Step 6: Coding

The Arduino programming software includes an example program called Blink. Starting with this code as a template, I named the LEDs led1-led10 as constant variables and assigned them to the input/output pins.

Set each pin to output.

The basic concept for the effect is that the two LEDs in the center of the line:

5 and 6, will turn on, then off, then

4 and 7 will turn on, then off, then

3 and 8 will turn on, then off, then

2 and 9 will turn on, then off, then

1 and 10 will turn on, then off.

Between each pair of LEDs turning on and off, there is a timed delay. After playing with the values using the find and replace feature of the coding software, I selected 200 as the duration that matched the sample clip most closely.

const int led1 = 2;

const int led2 = 3;

const int led3 = 4;

const int led4 = 5;

const int led5 = 6;

const int led6 = 7;

const int led7 = 8;

const int led8 = 9;

const int led9 = 10;

const int led10 = 11;

void setup() {

pinMode(led1, OUTPUT);

pinMode(led2, OUTPUT);

pinMode(led3, OUTPUT);

pinMode(led4, OUTPUT);

pinMode(led5, OUTPUT);

pinMode(led6, OUTPUT);

pinMode(led7, OUTPUT);

pinMode(led8, OUTPUT);

pinMode(led9, OUTPUT);

pinMode(led10, OUTPUT); }

void loop() {

digitalWrite(led5, HIGH);

digitalWrite(led6, HIGH);


digitalWrite(led5, LOW);

digitalWrite(led6, LOW);

digitalWrite(led4, HIGH);

digitalWrite(led7, HIGH);


digitalWrite(led4, LOW);

digitalWrite(led7, LOW);

digitalWrite(led3, HIGH);

digitalWrite(led8, HIGH);


digitalWrite(led3, LOW);

digitalWrite(led8, LOW);

digitalWrite(led2, HIGH);

digitalWrite(led9, HIGH);


digitalWrite(led2, LOW);

digitalWrite(led9, LOW);

digitalWrite(led1, HIGH);

digitalWrite(led10, HIGH);


digitalWrite(led1, LOW);

digitalWrite(led10, LOW);


Step 7: Launch Code

Connect the ArduinoUNO circuit board to a computer with the USB cable.

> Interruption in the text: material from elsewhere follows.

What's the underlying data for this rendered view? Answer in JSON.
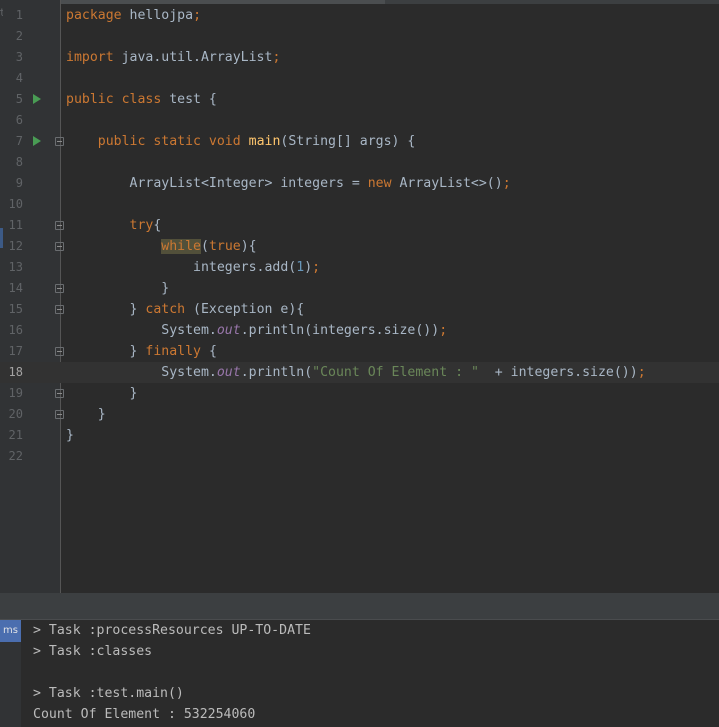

Make sure that the correct port is selected to upload the code to the hardware.